“And Dad, if they really were trying to make everything regional, why didn’t they just have us play South Dakota State, with the winner playing North Dakota State? Those are all bus trips.”
“I don’t know, son. Maybe they didn’t want to set up a rematch. After all, we both played North Dakota State already this year.”
“Are you KIDDING, dad?” Jonas said. “There are rematches all over the place. The Charleston Southern second round game is guaranteed to be a rematch. Colgate at New Hampshire in the forst round is a rematch. Western Illinois and Illinois State will be a rematch once they beat Dayton.”
“I’m sorry, son,” his dad said, a tear forming in his eye. “I once was like you. I, too thought that the NCAA wanted to get the best teams in the playoffs and then pick terrific matchups in order to figure out who the real national champions should be. But I don’t believe in that anymore.
“I’m starting to believe something else – that it’s all about making the bracket as cheap as possible, that, for the want of hitting some arbitrary $2.5 million budget number, that the folks picking the FCS tournament bracket would simply rather take a less qualified team like Western Illinois to fit in an extra bus trip. It’s hard to escape the conclusion that the NCAA isn’t really trying to make the best possible playoff with the best possible teams at all – they’re simply trying to make the cheapest possible playoff by making it so regionalized that the regular season doesn’t seem to matter at all.”

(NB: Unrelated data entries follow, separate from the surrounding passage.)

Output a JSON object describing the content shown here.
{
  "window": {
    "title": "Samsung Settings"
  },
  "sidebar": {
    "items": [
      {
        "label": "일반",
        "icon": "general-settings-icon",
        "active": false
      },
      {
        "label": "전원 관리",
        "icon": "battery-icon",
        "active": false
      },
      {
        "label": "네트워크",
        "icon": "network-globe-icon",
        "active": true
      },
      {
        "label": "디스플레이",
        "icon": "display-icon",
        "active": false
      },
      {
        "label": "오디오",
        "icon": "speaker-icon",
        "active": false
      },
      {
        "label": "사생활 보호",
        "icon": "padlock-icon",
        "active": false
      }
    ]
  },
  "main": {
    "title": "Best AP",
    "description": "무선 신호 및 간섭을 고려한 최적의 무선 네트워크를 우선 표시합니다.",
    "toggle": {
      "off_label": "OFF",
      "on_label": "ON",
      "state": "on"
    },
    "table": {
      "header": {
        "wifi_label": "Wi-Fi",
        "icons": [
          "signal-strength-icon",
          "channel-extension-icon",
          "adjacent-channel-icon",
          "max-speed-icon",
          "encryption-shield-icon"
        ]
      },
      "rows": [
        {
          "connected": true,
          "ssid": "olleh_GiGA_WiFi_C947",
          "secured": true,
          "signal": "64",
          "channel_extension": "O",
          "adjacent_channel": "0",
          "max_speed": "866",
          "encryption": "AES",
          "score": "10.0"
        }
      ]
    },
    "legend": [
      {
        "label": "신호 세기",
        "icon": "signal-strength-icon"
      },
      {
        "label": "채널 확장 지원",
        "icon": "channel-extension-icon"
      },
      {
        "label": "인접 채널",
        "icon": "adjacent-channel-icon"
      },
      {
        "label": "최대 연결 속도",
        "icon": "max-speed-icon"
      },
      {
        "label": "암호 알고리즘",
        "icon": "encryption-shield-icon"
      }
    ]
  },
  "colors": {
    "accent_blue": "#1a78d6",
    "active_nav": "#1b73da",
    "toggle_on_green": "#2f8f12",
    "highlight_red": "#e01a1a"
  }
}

“Good night, son,” his Dad continued. “I know things really suck now, but tomorrow will be a better day, and next season, hopefully, we will beat Bowling Green, Stony Brook and coast through our Big Sky schedule and win the autobid. I know that’s small comfort now, but maybe by next year the NCAA might see the mistakes that it’s making, that simply opening up a budget line in the NCAA’s budget might not only make the FCS playoffs a bigger deal and generate a lot more interest in Division I college football, but also might be a bit more fair next time, too, for a team like us.”